Aspergillus flavus grown in peptone as the carbon source exhibits spore density- and peptone concentration-dependent aflatoxin biosynthesis
1 Practaculture College, Gansu Agricultural University, Lanzhou, 730070, China
2 Key Laboratory of Plant Molecular Physiology, Institute of Botany, Chinese Academy of Sciences, 20 Nanxincun, Fragrant Hill, Beijing,, 100093, China
3 School of Biology and Basic Medical Sciences, Soochow University, Suzhou, 215000, China
Citation and License
BMC Microbiology 2012, 12:106 doi:10.1186/1471-2180-12-106Published: 13 June 2012
Aflatoxins (AFs) are highly carcinogenic compounds produced by Aspergillus species in seeds with high lipid and protein contents. It has been known for over 30 years that peptone is not conducive for AF productions, although reasons for this remain unknown.

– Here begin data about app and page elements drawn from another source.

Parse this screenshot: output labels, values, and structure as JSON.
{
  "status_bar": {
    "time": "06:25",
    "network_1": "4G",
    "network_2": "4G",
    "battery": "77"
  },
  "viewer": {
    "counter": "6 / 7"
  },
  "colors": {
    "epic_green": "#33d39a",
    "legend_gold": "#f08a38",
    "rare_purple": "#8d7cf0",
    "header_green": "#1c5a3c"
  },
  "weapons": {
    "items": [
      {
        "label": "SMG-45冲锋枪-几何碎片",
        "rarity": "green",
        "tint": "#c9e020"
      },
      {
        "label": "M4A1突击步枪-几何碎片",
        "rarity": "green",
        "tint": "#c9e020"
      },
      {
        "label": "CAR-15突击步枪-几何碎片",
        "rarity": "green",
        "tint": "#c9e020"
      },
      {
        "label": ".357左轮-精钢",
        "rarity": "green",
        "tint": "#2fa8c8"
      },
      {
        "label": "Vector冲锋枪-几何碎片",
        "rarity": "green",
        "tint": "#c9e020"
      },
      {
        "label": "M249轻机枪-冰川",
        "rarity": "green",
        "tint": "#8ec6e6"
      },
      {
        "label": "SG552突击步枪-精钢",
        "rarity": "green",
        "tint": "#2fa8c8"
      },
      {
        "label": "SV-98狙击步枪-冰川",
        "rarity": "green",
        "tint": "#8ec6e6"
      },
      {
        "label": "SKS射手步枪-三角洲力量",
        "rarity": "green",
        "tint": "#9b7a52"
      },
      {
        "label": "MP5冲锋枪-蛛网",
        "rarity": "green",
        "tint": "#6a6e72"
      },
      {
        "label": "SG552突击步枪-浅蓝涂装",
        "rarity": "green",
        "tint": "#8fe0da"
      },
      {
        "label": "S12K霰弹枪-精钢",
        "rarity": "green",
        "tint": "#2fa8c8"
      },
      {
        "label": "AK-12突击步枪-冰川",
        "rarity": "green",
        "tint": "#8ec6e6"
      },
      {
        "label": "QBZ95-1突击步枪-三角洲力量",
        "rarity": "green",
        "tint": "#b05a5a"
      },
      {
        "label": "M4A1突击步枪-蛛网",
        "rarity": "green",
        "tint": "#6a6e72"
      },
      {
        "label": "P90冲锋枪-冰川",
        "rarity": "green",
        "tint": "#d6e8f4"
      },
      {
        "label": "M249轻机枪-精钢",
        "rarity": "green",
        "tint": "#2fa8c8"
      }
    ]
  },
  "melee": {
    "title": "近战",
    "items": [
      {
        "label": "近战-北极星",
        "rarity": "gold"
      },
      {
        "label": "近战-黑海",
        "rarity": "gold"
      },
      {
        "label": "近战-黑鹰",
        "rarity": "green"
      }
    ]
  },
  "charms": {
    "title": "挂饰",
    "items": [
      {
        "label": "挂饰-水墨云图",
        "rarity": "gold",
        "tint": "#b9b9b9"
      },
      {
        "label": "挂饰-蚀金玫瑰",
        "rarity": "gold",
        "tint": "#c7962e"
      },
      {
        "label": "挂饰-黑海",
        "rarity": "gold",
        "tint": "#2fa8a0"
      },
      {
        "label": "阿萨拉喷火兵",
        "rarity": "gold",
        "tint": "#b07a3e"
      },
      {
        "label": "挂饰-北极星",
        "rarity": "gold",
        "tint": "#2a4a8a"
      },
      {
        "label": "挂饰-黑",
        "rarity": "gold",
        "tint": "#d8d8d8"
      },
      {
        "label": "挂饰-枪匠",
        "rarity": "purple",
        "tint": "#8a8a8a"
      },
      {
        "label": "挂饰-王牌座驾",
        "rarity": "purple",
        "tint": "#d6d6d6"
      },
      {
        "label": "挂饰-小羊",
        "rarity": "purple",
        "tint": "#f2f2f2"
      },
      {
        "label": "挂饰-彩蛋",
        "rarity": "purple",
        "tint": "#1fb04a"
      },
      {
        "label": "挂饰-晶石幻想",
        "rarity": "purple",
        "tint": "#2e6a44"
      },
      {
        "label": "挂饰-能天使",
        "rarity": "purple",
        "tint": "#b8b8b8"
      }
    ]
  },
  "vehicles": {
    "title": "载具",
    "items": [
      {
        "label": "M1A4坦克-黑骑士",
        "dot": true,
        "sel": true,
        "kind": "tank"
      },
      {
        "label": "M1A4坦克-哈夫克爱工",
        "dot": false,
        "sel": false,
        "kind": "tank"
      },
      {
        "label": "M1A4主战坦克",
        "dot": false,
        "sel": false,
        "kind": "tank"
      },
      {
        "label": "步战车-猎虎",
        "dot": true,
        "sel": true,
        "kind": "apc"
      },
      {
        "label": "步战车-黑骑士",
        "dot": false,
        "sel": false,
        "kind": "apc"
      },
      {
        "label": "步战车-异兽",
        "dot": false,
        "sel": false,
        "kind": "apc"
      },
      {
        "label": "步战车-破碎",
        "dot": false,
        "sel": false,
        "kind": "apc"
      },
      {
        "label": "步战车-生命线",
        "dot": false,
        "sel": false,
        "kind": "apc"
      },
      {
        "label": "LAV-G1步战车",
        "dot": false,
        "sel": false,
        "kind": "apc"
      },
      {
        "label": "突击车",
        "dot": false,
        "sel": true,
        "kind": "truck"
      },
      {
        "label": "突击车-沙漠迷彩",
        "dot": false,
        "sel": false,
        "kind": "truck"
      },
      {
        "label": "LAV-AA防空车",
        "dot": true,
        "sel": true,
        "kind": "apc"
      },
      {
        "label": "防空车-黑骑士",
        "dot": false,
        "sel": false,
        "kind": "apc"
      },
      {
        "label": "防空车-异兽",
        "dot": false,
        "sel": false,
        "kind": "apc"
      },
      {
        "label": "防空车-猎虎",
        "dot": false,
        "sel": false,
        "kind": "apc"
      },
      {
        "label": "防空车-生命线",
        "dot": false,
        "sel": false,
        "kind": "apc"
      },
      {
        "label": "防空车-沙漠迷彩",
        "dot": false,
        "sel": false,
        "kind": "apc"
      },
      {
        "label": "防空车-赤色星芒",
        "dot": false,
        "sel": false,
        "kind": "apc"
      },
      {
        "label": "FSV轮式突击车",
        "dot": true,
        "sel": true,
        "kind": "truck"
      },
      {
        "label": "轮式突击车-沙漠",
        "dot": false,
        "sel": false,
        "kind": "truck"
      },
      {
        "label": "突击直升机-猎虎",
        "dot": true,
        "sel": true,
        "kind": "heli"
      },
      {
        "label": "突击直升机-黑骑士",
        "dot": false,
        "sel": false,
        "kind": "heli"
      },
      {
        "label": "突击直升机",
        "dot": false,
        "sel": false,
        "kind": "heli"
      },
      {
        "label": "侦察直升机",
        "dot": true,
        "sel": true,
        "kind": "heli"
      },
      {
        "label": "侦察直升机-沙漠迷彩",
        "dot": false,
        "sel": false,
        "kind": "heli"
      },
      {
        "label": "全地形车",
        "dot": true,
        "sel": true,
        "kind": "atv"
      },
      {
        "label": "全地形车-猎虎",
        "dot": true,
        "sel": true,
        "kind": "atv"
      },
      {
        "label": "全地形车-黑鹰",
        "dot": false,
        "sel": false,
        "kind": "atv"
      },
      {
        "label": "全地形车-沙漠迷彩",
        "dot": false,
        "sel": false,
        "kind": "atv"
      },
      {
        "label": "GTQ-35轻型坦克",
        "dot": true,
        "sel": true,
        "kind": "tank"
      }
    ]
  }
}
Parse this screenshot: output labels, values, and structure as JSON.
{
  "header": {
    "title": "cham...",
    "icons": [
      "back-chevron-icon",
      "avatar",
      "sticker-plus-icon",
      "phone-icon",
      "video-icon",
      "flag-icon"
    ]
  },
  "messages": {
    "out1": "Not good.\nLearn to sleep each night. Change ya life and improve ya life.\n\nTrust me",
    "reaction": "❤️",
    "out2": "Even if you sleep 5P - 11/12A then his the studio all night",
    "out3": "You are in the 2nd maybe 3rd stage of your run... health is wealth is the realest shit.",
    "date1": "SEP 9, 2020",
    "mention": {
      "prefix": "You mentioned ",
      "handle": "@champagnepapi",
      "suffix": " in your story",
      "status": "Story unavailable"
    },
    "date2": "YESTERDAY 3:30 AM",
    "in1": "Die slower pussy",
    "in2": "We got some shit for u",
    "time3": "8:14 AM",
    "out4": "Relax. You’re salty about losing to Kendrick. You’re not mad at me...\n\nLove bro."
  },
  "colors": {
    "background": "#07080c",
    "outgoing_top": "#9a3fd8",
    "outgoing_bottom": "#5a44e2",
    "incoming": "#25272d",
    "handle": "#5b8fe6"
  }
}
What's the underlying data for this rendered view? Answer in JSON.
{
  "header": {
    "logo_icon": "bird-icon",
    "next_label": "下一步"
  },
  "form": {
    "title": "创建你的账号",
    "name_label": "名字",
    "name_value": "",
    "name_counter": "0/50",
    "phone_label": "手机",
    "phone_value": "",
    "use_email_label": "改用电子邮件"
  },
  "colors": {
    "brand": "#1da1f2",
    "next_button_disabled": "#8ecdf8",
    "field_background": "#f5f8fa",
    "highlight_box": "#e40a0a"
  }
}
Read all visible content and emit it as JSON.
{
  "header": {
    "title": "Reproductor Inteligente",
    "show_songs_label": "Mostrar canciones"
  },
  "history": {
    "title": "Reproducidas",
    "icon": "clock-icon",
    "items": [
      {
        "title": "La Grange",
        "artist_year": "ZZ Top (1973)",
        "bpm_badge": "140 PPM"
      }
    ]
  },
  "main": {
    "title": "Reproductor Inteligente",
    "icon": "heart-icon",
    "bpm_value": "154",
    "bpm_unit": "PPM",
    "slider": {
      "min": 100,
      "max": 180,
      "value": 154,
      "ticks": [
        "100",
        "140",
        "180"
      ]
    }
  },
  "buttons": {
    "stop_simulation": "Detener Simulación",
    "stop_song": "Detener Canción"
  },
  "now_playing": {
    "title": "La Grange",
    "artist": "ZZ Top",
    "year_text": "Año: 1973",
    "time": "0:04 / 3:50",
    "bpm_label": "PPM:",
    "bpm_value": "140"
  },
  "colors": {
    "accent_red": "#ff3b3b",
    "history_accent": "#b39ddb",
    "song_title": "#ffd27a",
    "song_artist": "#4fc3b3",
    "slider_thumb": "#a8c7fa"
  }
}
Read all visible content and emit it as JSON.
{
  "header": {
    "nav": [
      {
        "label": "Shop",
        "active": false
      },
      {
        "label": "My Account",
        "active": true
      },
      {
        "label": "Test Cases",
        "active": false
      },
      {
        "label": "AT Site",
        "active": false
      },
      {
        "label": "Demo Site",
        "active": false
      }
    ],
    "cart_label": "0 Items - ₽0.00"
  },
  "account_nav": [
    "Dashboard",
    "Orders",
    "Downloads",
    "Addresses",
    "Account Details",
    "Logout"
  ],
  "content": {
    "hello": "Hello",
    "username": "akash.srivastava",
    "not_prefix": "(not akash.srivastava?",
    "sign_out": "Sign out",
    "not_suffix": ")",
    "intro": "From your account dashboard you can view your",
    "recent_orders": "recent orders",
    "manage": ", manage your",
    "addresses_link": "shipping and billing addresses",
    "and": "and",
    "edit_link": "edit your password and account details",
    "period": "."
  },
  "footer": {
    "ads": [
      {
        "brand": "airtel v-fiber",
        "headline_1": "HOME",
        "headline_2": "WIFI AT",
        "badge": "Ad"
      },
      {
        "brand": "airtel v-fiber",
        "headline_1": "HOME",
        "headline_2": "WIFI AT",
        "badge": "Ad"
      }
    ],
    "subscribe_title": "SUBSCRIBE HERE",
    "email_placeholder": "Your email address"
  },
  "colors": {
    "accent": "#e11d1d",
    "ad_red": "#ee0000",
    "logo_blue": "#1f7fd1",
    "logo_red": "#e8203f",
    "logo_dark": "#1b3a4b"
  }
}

In this study, we showed that when Aspergillus flavus was grown in peptone-containing media, higher initial spore densities inhibited AF biosynthesis, but promoted mycelial growth; while in glucose-containing media, more AFs were produced when initial spore densities were increased. This phenomenon was also observed in other AF-producing strains including A. parasiticus and A. nomius. Higher peptone concentrations led to inhibited AF production, even in culture with a low spore density. High peptone concentrations did however promote mycelial growth. Spent medium experiments showed that the inhibited AF production in peptone media was regulated in a cell-autonomous manner. mRNA expression analyses showed that both regulatory and AF biosynthesis genes were repressed in mycelia cultured with high initial spore densities. Metabolomic studies revealed that, in addition to inhibited AF biosynthesis, mycelia grown in peptone media with a high initial spore density showed suppressed fatty acid biosynthesis, reduced tricarboxylic acid (TCA) cycle intermediates, and increased pentose phosphate pathway products. Additions of TCA cycle intermediates had no effect on AF biosynthesis, suggesting the inhibited AF biosynthesis was not caused by depleted TCA cycle intermediates.
We here demonstrate that Aspergillus species grown in media with peptone as the sole carbon source are able to sense their own population densities and peptone concentrations to switch between rapid growth and AF production. This switching ability may offer Aspergillus species a competition advantage in natural ecosystems, producing AFs only when self-population is low and food is scarce.